— Dataset —
____
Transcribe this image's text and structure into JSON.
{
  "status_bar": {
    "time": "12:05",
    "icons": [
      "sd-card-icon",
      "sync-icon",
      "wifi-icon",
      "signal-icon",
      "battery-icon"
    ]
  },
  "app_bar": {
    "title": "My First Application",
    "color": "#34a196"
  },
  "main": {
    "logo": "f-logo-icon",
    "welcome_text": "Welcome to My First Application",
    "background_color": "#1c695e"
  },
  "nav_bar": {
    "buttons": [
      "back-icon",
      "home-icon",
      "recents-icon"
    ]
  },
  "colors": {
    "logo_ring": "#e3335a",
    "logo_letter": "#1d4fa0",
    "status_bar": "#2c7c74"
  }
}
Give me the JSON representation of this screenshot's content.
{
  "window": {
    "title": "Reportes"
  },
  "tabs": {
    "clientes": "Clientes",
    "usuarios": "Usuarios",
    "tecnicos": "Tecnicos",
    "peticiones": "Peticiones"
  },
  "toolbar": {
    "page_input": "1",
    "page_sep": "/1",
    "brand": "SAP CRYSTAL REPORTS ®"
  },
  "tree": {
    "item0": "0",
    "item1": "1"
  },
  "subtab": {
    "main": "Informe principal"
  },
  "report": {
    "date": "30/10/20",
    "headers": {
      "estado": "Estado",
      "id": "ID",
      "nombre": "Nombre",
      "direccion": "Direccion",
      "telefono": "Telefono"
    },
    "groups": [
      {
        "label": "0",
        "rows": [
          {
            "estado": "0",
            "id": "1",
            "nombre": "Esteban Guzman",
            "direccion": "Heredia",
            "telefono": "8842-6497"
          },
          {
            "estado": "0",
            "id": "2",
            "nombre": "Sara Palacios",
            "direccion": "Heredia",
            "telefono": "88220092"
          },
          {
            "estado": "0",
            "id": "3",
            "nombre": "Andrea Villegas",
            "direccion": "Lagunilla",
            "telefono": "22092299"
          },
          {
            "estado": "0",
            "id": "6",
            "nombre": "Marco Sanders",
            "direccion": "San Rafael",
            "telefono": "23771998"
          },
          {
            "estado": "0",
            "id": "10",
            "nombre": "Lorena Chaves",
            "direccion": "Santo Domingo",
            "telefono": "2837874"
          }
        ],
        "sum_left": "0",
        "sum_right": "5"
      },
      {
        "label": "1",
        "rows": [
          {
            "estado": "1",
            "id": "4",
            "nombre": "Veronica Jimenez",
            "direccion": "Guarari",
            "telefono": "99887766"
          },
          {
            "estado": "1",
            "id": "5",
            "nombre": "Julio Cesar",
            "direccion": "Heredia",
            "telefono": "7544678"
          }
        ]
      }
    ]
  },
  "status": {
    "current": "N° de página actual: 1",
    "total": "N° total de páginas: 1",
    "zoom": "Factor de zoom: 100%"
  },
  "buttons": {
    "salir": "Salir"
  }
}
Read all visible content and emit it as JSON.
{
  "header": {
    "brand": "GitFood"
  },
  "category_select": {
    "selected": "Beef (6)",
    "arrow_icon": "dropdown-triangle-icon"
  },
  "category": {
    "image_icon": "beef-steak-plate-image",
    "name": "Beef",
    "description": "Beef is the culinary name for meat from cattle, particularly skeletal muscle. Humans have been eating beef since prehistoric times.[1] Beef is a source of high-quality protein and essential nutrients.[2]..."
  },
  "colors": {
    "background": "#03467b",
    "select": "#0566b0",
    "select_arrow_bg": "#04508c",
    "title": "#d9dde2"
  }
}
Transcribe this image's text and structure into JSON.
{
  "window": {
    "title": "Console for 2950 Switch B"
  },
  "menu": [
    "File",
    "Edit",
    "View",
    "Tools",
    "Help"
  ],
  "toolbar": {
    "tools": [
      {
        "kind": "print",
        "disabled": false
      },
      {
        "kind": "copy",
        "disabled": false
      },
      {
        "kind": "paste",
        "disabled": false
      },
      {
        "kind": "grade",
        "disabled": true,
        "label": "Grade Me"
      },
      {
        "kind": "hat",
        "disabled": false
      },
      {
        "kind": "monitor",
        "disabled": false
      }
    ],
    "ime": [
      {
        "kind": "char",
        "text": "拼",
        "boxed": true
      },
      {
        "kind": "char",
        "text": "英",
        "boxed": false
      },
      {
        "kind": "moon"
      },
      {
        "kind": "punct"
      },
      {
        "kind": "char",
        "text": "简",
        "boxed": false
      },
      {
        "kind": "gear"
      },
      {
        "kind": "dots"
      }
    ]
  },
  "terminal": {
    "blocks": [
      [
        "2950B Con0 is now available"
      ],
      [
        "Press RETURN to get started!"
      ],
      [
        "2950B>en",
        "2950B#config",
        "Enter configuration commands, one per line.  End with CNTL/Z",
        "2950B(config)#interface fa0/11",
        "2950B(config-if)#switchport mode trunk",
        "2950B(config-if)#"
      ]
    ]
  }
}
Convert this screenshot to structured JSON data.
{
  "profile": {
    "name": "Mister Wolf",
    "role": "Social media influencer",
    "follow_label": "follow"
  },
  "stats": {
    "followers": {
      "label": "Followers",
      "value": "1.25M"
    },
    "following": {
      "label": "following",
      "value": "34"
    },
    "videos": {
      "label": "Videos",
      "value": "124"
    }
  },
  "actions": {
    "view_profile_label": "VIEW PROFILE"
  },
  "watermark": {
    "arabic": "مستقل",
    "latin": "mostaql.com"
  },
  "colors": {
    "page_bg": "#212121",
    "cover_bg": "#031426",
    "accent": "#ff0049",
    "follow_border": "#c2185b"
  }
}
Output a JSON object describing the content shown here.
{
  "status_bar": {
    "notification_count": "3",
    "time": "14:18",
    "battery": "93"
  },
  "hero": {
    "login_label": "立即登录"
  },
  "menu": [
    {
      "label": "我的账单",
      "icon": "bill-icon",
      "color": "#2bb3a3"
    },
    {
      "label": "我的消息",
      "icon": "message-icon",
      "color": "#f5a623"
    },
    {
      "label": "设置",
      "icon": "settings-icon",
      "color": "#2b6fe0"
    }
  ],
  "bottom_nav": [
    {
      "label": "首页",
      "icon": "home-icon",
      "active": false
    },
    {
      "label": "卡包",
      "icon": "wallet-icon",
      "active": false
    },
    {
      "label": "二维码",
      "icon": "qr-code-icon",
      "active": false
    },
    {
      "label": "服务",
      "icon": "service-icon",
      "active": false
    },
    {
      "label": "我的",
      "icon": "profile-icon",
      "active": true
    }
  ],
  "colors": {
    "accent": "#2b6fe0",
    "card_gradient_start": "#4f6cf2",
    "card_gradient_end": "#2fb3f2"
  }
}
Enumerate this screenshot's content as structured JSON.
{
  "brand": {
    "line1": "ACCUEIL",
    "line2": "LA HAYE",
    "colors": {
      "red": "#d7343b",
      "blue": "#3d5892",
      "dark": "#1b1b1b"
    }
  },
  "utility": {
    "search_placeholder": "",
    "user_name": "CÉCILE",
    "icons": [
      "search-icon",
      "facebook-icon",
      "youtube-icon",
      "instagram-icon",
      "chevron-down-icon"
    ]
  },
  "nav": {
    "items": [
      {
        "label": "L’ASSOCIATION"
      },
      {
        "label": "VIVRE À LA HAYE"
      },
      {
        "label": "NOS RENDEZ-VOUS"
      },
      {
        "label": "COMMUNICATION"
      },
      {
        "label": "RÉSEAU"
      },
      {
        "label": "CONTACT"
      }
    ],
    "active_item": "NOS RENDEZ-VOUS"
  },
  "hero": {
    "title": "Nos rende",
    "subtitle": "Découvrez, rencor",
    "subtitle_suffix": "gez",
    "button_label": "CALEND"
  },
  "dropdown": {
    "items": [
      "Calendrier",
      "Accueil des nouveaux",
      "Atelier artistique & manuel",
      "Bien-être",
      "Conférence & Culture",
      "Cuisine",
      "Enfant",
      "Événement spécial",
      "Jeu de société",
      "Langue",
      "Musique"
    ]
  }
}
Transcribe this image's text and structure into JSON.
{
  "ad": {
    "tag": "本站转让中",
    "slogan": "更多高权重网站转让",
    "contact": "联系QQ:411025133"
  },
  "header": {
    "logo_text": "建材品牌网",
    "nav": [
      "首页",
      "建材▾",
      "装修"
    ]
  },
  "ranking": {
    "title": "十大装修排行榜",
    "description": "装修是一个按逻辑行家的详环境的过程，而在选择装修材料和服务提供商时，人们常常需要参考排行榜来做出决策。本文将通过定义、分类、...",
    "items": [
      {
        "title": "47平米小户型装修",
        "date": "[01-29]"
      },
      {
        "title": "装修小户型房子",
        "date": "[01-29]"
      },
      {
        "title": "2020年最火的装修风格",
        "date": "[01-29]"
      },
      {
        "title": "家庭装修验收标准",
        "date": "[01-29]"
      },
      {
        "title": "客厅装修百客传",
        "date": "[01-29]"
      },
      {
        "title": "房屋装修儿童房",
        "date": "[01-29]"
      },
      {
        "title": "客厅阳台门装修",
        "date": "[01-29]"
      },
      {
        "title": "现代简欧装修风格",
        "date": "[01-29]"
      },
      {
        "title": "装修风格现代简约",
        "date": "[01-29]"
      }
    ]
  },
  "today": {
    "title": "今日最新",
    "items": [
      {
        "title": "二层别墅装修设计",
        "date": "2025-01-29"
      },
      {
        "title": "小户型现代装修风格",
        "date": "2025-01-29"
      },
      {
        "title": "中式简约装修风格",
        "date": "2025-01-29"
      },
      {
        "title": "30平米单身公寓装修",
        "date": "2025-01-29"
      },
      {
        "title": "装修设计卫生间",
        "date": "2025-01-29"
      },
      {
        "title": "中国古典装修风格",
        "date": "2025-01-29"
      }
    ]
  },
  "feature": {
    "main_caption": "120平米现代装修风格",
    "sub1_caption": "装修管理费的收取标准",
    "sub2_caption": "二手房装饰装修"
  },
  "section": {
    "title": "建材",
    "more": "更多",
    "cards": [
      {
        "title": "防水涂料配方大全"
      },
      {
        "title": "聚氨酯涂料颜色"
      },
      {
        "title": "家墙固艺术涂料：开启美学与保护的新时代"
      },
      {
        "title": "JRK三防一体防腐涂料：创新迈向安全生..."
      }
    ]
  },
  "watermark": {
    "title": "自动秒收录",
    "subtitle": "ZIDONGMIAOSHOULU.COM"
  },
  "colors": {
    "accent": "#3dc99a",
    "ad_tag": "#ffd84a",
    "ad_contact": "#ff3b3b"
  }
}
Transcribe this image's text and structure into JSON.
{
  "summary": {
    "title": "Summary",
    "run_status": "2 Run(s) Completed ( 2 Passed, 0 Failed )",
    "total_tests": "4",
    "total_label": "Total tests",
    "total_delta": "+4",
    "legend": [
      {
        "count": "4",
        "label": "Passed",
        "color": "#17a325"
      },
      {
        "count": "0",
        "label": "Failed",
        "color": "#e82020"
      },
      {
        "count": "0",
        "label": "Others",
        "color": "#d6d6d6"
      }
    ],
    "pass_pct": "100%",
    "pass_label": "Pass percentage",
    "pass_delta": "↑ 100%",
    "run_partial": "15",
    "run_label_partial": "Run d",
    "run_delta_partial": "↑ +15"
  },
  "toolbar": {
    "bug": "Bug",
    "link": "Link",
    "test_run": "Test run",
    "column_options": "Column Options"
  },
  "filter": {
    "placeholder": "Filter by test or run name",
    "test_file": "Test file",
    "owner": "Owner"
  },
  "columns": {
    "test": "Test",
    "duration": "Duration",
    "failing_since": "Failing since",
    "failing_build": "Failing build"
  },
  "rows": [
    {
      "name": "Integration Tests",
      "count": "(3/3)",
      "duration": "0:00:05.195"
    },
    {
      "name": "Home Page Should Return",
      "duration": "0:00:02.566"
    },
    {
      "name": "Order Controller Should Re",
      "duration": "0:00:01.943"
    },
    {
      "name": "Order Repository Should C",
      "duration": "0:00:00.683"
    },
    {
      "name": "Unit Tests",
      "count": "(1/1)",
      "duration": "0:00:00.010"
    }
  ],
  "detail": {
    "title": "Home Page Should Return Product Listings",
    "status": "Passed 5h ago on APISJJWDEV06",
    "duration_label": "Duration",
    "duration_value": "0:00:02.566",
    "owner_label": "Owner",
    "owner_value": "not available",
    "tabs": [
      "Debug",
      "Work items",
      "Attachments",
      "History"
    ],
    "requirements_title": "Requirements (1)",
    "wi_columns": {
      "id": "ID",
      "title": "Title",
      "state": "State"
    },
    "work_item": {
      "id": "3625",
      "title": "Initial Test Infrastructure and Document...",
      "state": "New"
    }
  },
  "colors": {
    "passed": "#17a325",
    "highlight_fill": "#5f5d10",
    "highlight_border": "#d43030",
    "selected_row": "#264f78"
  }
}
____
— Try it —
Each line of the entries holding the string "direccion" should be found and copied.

— Task result —
      "direccion": "Direccion",
            "direccion": "Heredia",
            "direccion": "Heredia",
            "direccion": "Lagunilla",
            "direccion": "San Rafael",
            "direccion": "Santo Domingo",
            "direccion": "Guarari",
            "direccion": "Heredia",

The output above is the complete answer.